Prompt: Set every entry down again exactly, omitting none.

======== Input material ========

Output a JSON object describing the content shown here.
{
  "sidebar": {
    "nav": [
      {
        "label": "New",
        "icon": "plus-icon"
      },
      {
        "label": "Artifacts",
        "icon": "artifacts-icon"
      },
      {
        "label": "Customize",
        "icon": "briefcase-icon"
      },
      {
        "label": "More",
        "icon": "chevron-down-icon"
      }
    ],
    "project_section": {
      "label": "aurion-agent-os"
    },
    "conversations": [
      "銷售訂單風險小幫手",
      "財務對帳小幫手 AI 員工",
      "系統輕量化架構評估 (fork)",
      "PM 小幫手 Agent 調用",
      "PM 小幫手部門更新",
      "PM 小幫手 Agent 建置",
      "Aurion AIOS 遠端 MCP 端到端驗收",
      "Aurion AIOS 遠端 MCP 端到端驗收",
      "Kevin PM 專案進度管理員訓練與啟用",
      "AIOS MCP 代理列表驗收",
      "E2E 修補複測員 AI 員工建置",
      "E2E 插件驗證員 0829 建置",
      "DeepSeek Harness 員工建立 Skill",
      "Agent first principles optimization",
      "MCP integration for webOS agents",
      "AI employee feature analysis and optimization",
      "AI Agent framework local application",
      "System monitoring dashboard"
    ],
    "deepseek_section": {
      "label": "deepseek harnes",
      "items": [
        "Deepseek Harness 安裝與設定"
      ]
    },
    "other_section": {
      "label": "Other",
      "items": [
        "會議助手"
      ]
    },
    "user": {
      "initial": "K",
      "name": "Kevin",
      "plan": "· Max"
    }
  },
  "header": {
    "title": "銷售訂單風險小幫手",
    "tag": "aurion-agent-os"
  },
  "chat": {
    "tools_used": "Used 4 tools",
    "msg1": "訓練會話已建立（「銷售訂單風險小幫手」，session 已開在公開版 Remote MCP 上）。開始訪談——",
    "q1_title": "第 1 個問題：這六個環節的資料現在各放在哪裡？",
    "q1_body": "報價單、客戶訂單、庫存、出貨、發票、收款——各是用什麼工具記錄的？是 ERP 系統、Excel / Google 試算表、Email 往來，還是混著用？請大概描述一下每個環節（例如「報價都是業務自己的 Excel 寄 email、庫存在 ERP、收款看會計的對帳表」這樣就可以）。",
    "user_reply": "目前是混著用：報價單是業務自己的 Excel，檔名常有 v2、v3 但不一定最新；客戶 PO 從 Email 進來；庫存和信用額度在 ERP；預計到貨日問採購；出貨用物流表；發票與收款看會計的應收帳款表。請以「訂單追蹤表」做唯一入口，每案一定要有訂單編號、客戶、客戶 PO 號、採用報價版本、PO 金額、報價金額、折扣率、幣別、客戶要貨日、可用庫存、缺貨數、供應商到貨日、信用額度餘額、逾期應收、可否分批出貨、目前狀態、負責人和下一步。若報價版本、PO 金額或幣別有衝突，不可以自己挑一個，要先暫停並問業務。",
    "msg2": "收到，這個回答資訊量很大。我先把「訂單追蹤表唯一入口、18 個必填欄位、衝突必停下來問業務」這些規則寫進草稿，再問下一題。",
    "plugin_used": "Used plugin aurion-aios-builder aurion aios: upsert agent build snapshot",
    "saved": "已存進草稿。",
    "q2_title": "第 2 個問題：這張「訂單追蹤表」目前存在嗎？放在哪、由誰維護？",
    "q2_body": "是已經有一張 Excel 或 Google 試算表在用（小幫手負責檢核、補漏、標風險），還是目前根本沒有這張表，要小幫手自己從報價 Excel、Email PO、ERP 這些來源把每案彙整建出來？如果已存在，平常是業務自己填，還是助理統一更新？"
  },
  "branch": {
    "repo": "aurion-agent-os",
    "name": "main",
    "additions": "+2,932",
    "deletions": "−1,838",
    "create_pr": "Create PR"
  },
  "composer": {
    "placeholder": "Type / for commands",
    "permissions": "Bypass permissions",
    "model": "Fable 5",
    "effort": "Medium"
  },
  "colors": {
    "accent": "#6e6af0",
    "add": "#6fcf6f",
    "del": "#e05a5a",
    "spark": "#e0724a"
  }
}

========

Final answer:
Output a JSON object describing the content shown here.
{
  "sidebar": {
    "nav": [
      {
        "label": "New",
        "icon": "plus-icon"
      },
      {
        "label": "Artifacts",
        "icon": "artifacts-icon"
      },
      {
        "label": "Customize",
        "icon": "briefcase-icon"
      },
      {
        "label": "More",
        "icon": "chevron-down-icon"
      }
    ],
    "project_section": {
      "label": "aurion-agent-os"
    },
    "conversations": [
      "銷售訂單風險小幫手",
      "財務對帳小幫手 AI 員工",
      "系統輕量化架構評估 (fork)",
      "PM 小幫手 Agent 調用",
      "PM 小幫手部門更新",
      "PM 小幫手 Agent 建置",
      "Aurion AIOS 遠端 MCP 端到端驗收",
      "Aurion AIOS 遠端 MCP 端到端驗收",
      "Kevin PM 專案進度管理員訓練與啟用",
      "AIOS MCP 代理列表驗收",
      "E2E 修補複測員 AI 員工建置",
      "E2E 插件驗證員 0829 建置",
      "DeepSeek Harness 員工建立 Skill",
      "Agent first principles optimization",
      "MCP integration for webOS agents",
      "AI employee feature analysis and optimization",
      "AI Agent framework local application",
      "System monitoring dashboard"
    ],
    "deepseek_section": {
      "label": "deepseek harnes",
      "items": [
        "Deepseek Harness 安裝與設定"
      ]
    },
    "other_section": {
      "label": "Other",
      "items": [
        "會議助手"
      ]
    },
    "user": {
      "initial": "K",
      "name": "Kevin",
      "plan": "· Max"
    }
  },
  "header": {
    "title": "銷售訂單風險小幫手",
    "tag": "aurion-agent-os"
  },
  "chat": {
    "tools_used": "Used 4 tools",
    "msg1": "訓練會話已建立（「銷售訂單風險小幫手」，session 已開在公開版 Remote MCP 上）。開始訪談——",
    "q1_title": "第 1 個問題：這六個環節的資料現在各放在哪裡？",
    "q1_body": "報價單、客戶訂單、庫存、出貨、發票、收款——各是用什麼工具記錄的？是 ERP 系統、Excel / Google 試算表、Email 往來，還是混著用？請大概描述一下每個環節（例如「報價都是業務自己的 Excel 寄 email、庫存在 ERP、收款看會計的對帳表」這樣就可以）。",
    "user_reply": "目前是混著用：報價單是業務自己的 Excel，檔名常有 v2、v3 但不一定最新；客戶 PO 從 Email 進來；庫存和信用額度在 ERP；預計到貨日問採購；出貨用物流表；發票與收款看會計的應收帳款表。請以「訂單追蹤表」做唯一入口，每案一定要有訂單編號、客戶、客戶 PO 號、採用報價版本、PO 金額、報價金額、折扣率、幣別、客戶要貨日、可用庫存、缺貨數、供應商到貨日、信用額度餘額、逾期應收、可否分批出貨、目前狀態、負責人和下一步。若報價版本、PO 金額或幣別有衝突，不可以自己挑一個，要先暫停並問業務。",
    "msg2": "收到，這個回答資訊量很大。我先把「訂單追蹤表唯一入口、18 個必填欄位、衝突必停下來問業務」這些規則寫進草稿，再問下一題。",
    "plugin_used": "Used plugin aurion-aios-builder aurion aios: upsert agent build snapshot",
    "saved": "已存進草稿。",
    "q2_title": "第 2 個問題：這張「訂單追蹤表」目前存在嗎？放在哪、由誰維護？",
    "q2_body": "是已經有一張 Excel 或 Google 試算表在用（小幫手負責檢核、補漏、標風險），還是目前根本沒有這張表，要小幫手自己從報價 Excel、Email PO、ERP 這些來源把每案彙整建出來？如果已存在，平常是業務自己填，還是助理統一更新？"
  },
  "branch": {
    "repo": "aurion-agent-os",
    "name": "main",
    "additions": "+2,932",
    "deletions": "−1,838",
    "create_pr": "Create PR"
  },
  "composer": {
    "placeholder": "Type / for commands",
    "permissions": "Bypass permissions",
    "model": "Fable 5",
    "effort": "Medium"
  },
  "colors": {
    "accent": "#6e6af0",
    "add": "#6fcf6f",
    "del": "#e05a5a",
    "spark": "#e0724a"
  }
}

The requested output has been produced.